Records to use:
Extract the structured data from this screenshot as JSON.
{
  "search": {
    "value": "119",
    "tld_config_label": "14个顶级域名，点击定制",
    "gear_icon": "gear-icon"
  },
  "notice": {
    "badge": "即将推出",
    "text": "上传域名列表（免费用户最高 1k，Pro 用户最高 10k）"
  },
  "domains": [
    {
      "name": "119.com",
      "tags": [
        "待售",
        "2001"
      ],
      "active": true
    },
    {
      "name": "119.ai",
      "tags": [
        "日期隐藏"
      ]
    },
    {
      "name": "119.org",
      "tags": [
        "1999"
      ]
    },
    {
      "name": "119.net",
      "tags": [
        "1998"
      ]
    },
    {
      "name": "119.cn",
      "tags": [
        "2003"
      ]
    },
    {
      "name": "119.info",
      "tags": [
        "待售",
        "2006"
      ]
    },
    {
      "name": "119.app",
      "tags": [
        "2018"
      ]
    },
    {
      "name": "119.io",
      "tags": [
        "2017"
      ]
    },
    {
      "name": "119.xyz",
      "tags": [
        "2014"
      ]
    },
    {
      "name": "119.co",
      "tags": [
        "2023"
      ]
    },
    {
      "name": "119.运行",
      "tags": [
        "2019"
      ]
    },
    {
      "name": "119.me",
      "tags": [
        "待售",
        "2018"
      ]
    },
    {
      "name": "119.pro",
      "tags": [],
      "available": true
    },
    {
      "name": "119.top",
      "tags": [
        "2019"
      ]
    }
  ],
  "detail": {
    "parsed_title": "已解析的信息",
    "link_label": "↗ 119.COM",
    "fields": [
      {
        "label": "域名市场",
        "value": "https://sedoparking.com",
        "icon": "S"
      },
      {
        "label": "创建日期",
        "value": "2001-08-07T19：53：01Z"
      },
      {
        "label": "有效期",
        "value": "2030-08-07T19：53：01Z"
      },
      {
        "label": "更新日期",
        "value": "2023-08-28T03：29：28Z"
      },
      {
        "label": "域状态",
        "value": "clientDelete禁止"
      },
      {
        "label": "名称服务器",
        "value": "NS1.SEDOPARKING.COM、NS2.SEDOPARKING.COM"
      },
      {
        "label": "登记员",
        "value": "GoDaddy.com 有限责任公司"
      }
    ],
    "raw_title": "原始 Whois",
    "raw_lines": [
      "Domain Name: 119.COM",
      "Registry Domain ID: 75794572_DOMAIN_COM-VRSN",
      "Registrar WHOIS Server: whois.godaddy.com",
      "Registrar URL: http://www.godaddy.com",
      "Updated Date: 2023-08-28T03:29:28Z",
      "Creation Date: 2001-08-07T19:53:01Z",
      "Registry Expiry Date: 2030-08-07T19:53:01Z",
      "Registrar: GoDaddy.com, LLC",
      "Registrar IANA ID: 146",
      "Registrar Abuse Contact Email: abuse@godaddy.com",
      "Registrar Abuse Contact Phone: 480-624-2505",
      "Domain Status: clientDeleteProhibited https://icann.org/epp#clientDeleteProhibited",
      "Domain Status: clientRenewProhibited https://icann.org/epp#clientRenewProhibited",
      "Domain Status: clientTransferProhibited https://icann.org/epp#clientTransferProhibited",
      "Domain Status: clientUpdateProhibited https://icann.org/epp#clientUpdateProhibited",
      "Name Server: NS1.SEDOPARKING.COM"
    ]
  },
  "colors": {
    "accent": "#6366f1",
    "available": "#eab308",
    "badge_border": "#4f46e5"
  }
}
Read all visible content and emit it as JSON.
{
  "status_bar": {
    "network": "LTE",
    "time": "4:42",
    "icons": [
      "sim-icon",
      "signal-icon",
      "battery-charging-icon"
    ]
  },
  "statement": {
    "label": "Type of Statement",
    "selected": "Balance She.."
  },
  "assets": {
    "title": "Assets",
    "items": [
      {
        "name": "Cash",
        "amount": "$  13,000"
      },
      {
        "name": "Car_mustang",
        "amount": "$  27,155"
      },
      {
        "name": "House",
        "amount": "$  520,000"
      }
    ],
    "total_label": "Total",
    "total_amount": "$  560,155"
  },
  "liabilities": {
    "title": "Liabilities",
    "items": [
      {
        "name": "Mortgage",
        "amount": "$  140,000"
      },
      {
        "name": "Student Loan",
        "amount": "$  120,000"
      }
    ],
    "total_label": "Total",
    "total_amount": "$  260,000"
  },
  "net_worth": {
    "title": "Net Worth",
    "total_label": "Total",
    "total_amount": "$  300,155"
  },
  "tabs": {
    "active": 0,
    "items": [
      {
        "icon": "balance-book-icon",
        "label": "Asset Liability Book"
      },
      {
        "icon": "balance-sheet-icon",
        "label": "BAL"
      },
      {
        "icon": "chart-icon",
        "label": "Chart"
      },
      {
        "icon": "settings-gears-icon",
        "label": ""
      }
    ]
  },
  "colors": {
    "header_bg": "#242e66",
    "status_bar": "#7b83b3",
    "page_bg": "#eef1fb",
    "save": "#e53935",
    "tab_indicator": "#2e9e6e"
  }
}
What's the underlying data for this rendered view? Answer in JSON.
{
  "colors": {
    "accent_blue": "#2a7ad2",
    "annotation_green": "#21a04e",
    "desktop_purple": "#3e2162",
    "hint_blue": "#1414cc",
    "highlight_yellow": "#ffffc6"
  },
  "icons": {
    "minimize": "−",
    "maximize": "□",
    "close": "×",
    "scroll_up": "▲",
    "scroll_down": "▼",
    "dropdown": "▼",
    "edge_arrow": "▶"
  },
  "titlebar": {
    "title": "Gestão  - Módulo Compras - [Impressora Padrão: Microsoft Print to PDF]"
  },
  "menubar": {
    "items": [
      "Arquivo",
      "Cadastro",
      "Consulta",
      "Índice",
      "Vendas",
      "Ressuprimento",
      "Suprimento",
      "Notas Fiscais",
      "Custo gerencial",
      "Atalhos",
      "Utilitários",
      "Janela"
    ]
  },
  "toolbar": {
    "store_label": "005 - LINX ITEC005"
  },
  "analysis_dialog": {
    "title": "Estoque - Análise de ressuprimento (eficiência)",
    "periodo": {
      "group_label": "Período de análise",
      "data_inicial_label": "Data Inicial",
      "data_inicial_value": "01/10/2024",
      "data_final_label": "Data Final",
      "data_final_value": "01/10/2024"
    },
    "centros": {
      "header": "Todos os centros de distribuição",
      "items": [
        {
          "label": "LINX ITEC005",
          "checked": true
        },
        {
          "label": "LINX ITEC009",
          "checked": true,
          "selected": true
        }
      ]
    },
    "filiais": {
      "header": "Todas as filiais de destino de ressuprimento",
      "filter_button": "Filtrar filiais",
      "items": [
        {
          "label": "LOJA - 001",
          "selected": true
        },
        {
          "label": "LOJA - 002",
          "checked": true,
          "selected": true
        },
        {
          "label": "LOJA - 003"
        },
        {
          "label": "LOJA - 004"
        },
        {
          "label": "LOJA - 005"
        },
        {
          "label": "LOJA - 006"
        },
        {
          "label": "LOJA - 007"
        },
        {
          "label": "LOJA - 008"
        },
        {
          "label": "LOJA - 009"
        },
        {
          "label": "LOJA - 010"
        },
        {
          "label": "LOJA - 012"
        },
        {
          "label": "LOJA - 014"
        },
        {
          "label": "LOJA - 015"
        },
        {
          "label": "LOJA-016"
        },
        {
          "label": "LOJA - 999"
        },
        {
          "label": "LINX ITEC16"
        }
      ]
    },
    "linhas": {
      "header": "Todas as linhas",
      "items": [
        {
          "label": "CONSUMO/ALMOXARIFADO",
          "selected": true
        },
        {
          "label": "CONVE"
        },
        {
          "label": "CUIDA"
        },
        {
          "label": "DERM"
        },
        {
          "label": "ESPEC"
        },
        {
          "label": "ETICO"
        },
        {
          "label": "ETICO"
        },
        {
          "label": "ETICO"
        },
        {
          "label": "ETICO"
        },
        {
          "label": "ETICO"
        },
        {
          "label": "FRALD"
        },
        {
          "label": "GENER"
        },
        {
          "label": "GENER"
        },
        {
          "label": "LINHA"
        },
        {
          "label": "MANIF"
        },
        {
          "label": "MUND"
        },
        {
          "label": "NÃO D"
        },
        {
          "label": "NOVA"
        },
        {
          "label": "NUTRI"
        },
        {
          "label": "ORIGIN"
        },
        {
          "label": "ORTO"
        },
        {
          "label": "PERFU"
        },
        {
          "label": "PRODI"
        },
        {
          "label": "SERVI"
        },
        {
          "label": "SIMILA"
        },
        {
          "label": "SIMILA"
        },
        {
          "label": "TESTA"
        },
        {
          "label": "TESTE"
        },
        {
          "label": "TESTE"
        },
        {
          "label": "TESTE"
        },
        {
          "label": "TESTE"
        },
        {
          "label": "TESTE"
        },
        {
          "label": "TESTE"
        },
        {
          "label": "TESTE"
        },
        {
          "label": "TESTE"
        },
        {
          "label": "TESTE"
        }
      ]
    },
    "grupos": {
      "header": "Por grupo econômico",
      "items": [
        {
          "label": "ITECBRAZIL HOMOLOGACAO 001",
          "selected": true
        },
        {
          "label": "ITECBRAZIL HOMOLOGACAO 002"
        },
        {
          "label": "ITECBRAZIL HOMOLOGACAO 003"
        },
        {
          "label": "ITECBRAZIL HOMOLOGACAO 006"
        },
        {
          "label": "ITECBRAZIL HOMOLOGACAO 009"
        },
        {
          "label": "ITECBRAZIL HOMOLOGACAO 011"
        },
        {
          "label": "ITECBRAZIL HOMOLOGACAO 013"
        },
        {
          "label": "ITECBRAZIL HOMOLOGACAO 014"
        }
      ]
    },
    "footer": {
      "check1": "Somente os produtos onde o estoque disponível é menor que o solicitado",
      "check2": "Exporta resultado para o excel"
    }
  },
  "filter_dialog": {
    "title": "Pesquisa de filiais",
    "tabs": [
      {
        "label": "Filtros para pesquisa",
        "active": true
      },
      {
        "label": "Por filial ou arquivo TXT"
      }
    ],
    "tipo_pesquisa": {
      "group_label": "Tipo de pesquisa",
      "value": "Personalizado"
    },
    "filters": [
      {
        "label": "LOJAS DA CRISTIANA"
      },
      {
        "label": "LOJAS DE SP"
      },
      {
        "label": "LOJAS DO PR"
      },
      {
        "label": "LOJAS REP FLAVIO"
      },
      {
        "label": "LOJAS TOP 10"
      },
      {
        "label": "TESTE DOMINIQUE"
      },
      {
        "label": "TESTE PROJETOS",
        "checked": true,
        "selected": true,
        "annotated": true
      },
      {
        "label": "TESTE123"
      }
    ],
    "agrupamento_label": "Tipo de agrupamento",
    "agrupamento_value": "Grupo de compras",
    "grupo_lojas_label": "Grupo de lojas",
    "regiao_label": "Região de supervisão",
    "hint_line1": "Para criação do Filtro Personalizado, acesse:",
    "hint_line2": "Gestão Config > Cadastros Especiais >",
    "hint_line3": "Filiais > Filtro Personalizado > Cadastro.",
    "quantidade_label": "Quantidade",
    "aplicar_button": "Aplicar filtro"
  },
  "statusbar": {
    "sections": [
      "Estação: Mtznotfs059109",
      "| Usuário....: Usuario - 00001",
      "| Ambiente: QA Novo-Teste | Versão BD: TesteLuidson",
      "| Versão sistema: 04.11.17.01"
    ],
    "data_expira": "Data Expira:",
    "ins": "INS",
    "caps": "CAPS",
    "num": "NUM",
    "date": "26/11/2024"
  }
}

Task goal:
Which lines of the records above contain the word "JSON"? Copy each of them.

Task result:
Extract the structured data from this screenshot as JSON.
Read all visible content and emit it as JSON.
What's the underlying data for this rendered view? Answer in JSON.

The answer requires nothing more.